◆ Task statement: Give back all the entries below. Omit none of them.

◆ Data records for software interfaces:

──────────

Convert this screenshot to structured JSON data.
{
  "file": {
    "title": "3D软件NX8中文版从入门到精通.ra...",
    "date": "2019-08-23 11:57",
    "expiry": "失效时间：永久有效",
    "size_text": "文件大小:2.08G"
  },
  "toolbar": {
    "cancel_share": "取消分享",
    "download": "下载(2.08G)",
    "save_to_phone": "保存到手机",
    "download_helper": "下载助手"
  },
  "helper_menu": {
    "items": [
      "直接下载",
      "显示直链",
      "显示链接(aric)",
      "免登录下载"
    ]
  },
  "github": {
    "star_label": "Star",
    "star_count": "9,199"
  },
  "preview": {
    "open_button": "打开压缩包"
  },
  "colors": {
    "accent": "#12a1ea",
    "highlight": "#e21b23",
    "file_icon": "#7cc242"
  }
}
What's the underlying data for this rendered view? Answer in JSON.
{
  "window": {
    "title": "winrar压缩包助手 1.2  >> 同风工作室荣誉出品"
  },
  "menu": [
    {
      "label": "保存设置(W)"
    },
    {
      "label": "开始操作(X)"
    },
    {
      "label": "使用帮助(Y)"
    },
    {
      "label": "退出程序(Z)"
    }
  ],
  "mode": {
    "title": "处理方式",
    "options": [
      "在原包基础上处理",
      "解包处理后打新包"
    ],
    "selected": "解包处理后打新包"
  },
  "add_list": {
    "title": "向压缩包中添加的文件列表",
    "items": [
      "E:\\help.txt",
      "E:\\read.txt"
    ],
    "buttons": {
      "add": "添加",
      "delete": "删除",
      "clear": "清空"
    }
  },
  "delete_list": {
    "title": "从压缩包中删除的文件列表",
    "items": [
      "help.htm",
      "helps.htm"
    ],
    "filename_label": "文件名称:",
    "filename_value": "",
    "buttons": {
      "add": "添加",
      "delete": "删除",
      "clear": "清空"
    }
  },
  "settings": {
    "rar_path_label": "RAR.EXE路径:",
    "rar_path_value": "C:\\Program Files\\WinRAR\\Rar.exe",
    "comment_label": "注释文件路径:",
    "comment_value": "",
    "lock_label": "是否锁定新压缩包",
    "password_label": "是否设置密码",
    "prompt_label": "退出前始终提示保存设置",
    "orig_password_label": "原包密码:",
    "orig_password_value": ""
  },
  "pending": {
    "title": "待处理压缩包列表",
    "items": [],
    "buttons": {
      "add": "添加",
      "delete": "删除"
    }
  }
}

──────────

◆ Response below:
Convert this screenshot to structured JSON data.
{
  "file": {
    "title": "3D软件NX8中文版从入门到精通.ra...",
    "date": "2019-08-23 11:57",
    "expiry": "失效时间：永久有效",
    "size_text": "文件大小:2.08G"
  },
  "toolbar": {
    "cancel_share": "取消分享",
    "download": "下载(2.08G)",
    "save_to_phone": "保存到手机",
    "download_helper": "下载助手"
  },
  "helper_menu": {
    "items": [
      "直接下载",
      "显示直链",
      "显示链接(aric)",
      "免登录下载"
    ]
  },
  "github": {
    "star_label": "Star",
    "star_count": "9,199"
  },
  "preview": {
    "open_button": "打开压缩包"
  },
  "colors": {
    "accent": "#12a1ea",
    "highlight": "#e21b23",
    "file_icon": "#7cc242"
  }
}
What's the underlying data for this rendered view? Answer in JSON.
{
  "window": {
    "title": "winrar压缩包助手 1.2  >> 同风工作室荣誉出品"
  },
  "menu": [
    {
      "label": "保存设置(W)"
    },
    {
      "label": "开始操作(X)"
    },
    {
      "label": "使用帮助(Y)"
    },
    {
      "label": "退出程序(Z)"
    }
  ],
  "mode": {
    "title": "处理方式",
    "options": [
      "在原包基础上处理",
      "解包处理后打新包"
    ],
    "selected": "解包处理后打新包"
  },
  "add_list": {
    "title": "向压缩包中添加的文件列表",
    "items": [
      "E:\\help.txt",
      "E:\\read.txt"
    ],
    "buttons": {
      "add": "添加",
      "delete": "删除",
      "clear": "清空"
    }
  },
  "delete_list": {
    "title": "从压缩包中删除的文件列表",
    "items": [
      "help.htm",
      "helps.htm"
    ],
    "filename_label": "文件名称:",
    "filename_value": "",
    "buttons": {
      "add": "添加",
      "delete": "删除",
      "clear": "清空"
    }
  },
  "settings": {
    "rar_path_label": "RAR.EXE路径:",
    "rar_path_value": "C:\\Program Files\\WinRAR\\Rar.exe",
    "comment_label": "注释文件路径:",
    "comment_value": "",
    "lock_label": "是否锁定新压缩包",
    "password_label": "是否设置密码",
    "prompt_label": "退出前始终提示保存设置",
    "orig_password_label": "原包密码:",
    "orig_password_value": ""
  },
  "pending": {
    "title": "待处理压缩包列表",
    "items": [],
    "buttons": {
      "add": "添加",
      "delete": "删除"
    }
  }
}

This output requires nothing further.